Items from an interface collection
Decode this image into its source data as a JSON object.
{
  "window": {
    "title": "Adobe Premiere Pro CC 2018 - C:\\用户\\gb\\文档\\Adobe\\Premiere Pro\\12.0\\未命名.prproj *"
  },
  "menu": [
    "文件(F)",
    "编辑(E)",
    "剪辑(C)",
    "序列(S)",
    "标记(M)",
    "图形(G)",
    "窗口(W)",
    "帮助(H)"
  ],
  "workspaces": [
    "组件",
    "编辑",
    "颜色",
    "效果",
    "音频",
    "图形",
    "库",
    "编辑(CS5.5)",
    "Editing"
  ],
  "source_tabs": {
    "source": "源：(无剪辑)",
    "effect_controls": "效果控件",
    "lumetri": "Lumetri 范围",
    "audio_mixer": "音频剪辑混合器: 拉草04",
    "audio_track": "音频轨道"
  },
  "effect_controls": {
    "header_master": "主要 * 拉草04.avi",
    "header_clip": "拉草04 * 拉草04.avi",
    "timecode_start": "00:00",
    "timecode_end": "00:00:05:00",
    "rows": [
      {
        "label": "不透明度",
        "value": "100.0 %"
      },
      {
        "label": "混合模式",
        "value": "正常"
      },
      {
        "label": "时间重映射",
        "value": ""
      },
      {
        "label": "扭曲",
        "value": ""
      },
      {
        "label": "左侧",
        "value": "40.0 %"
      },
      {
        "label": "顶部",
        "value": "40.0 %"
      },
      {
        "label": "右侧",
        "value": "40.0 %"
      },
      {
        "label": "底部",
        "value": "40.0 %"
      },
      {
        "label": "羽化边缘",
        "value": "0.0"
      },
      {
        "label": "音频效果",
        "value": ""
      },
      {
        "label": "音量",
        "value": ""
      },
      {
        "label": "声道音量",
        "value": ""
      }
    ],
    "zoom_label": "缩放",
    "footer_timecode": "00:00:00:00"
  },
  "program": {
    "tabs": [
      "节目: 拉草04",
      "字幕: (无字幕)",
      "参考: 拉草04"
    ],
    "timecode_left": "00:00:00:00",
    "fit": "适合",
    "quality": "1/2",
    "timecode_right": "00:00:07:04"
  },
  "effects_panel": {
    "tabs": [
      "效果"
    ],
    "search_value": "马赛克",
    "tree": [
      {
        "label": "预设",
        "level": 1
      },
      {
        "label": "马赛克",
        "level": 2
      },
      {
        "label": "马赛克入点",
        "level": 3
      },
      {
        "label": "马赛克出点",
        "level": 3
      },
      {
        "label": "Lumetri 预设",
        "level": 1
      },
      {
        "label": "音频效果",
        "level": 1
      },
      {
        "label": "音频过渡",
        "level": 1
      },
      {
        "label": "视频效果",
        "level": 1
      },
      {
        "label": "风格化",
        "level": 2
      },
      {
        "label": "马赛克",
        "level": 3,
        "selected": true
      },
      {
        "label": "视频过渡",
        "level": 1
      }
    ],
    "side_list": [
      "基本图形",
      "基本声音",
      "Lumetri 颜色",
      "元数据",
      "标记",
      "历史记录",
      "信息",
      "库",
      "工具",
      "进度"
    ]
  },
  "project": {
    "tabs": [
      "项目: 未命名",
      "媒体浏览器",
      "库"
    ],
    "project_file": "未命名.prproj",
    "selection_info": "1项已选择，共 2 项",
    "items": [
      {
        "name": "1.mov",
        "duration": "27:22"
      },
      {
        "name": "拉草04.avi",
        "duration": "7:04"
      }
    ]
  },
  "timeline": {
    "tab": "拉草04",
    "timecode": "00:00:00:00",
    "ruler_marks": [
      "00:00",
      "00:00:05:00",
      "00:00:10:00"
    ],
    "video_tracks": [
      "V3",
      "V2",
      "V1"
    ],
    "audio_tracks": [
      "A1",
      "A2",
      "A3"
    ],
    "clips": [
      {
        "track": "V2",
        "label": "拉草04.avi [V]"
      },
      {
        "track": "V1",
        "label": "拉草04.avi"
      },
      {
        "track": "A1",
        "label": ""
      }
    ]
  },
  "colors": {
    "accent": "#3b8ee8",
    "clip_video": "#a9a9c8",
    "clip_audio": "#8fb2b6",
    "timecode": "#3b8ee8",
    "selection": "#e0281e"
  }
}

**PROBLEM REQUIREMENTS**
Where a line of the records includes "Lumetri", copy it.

**EXPECTED OUTPUT**
    "lumetri": "Lumetri 范围",
        "label": "Lumetri 预设",
      "Lumetri 颜色",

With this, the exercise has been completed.